The new “hierarchy” is included in H1 of the new rules, which looks to ensure a more mutually respectful and considerate culture of safe and effective road use.

Rule H2 focuses on new priority at junctions – meaning motorists, horse riders and cyclists must give way to pedestrians waiting or crossing at a junction.

The final major change, Rule H3, sets out new guidance for drivers and motorcyclists, advising them to “not cut across cyclists going ahead when turning into or out of a junction or changing direction or lane”.

Motorists should “stop and wait” for a safe gap in the flow of cyclists if necessary.

Jonathan White, Legal and Compliance Director at National Accident Helpline, urged drivers to familiarise themselves with the new changes.

He said: “While we welcome the Highway Code changes, we are concerned that there has been insufficient public education and as a result a lack of awareness, that could potentially lead to an increase in road accidents.

“Potential misunderstanding about the new priorities at road junctions is a recipe for disaster, particularly if drivers don’t get up to speed with the changes relating to junctions.

“Since 2018, we have helped 6,302 pedestrians and 3,853 cyclists to make a claim, after being injured in a road accident – totalling more than 2,500 claims a year.

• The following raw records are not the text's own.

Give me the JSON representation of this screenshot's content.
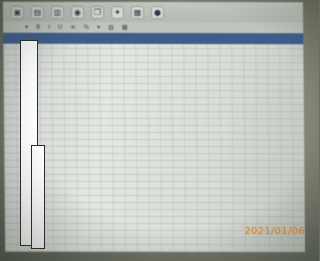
{
  "toolbar": {
    "buttons": [
      {
        "icon": "open-icon",
        "glyph": "▣"
      },
      {
        "icon": "save-icon",
        "glyph": "▤"
      },
      {
        "icon": "print-icon",
        "glyph": "▥"
      },
      {
        "icon": "web-icon",
        "glyph": "◉"
      },
      {
        "icon": "copy-icon",
        "glyph": "❐"
      },
      {
        "icon": "settings-icon",
        "glyph": "✦"
      },
      {
        "icon": "chart-icon",
        "glyph": "▦"
      },
      {
        "icon": "help-icon",
        "glyph": "●"
      }
    ]
  },
  "format_bar": {
    "items": [
      "▾",
      "B",
      "I",
      "U",
      "≡",
      "%",
      "▾",
      "▤",
      "▦"
    ]
  },
  "sheet_header": {
    "cells": [
      "",
      "",
      "",
      "",
      "",
      "",
      "",
      "",
      "",
      ""
    ]
  },
  "rows": [
    {
      "date": "",
      "a": "",
      "b": "",
      "nums": "",
      "nums2": "",
      "tail": ""
    }
  ],
  "timestamp": "2021/01/06",
  "colors": {
    "timestamp": "#e58a2f",
    "header_bg": "#3f5d8c",
    "redaction": "#ffffff"
  }
}
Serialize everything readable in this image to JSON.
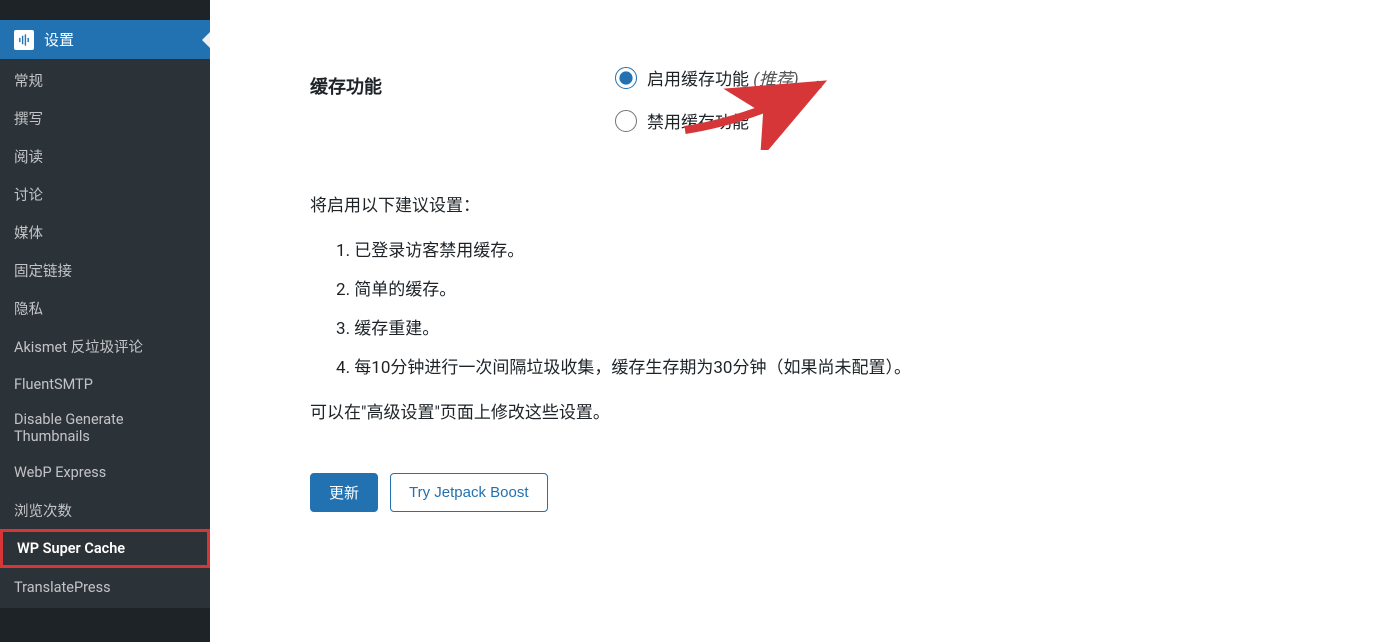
{
  "sidebar": {
    "main_label": "设置",
    "sub_items": [
      {
        "label": "常规"
      },
      {
        "label": "撰写"
      },
      {
        "label": "阅读"
      },
      {
        "label": "讨论"
      },
      {
        "label": "媒体"
      },
      {
        "label": "固定链接"
      },
      {
        "label": "隐私"
      },
      {
        "label": "Akismet 反垃圾评论"
      },
      {
        "label": "FluentSMTP"
      },
      {
        "label": "Disable Generate Thumbnails"
      },
      {
        "label": "WebP Express"
      },
      {
        "label": "浏览次数"
      },
      {
        "label": "WP Super Cache",
        "current": true
      },
      {
        "label": "TranslatePress"
      }
    ]
  },
  "main": {
    "section_label": "缓存功能",
    "radio_enable_label": "启用缓存功能 ",
    "radio_enable_hint": "(推荐)",
    "radio_disable_label": "禁用缓存功能",
    "sub_heading": "将启用以下建议设置：",
    "settings": [
      "已登录访客禁用缓存。",
      "简单的缓存。",
      "缓存重建。",
      "每10分钟进行一次间隔垃圾收集，缓存生存期为30分钟（如果尚未配置）。"
    ],
    "note": "可以在\"高级设置\"页面上修改这些设置。",
    "update_button": "更新",
    "try_jetpack_button": "Try Jetpack Boost"
  }
}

“The new rules provide important guidance and will almost certainly be used by courts in deciding who is at fault for an accident or whether a criminal offence has been committed.

“It’s also important for all road users to be aware of the changes, if they are involved in a road or traffic accident, they could be eligible to make a claim under the new rules – particularly pedestrians and cyclists.

“In order to help keep road users safe, especially those classed as more vulnerable, we’d strongly recommend that the public familiarise themselves with the new laws, ahead of January 29, and be vigilant to those who are at a higher risk of being injured.”

In 2021, National Accident Helpline helped more than 1,000 pedestrians and 877 cyclists to make a claim after being hurt in a road accident.

Safe passing distances have also been updated to account for the increase in protections of the most vulnerable road users.

Drivers will now need to leave a minimum distance of 1.5 metres when overtaking motorcyclists, cyclists, horse riders and horse drawn vehicles at speeds under 30mph.

When driving over the 30mph threshold, the safe overtaking distance is increased to a minimum of two metres.

Most dangerous UK cities to drive in.

                               © Express Most dangerous UK cities to drive in.

For larger vehicles, like heavy goods vehicles, buses and motorhomes, a minimum distance of two metres should be left in all conditions.

If motorists are in more rural areas where there are no pavements, a gap of at least two metres should be left where a pedestrian is walking in the road.

A spokesperson for the Department for Transport explained why the changes were being made.

They said: “The proposed upcoming changes to The Highway Code will improve safety for cyclists, pedestrians and horse riders, with those who present the most risk to other road users given the greatest responsibility in creating a safer travel environment for all.

“The Department has established a working group of key organisations to ensure that messages about the changes are as widespread as possible and our well-established THINK! campaign will continue to ensure all road users are aware both when these changes come into effect and beyond.”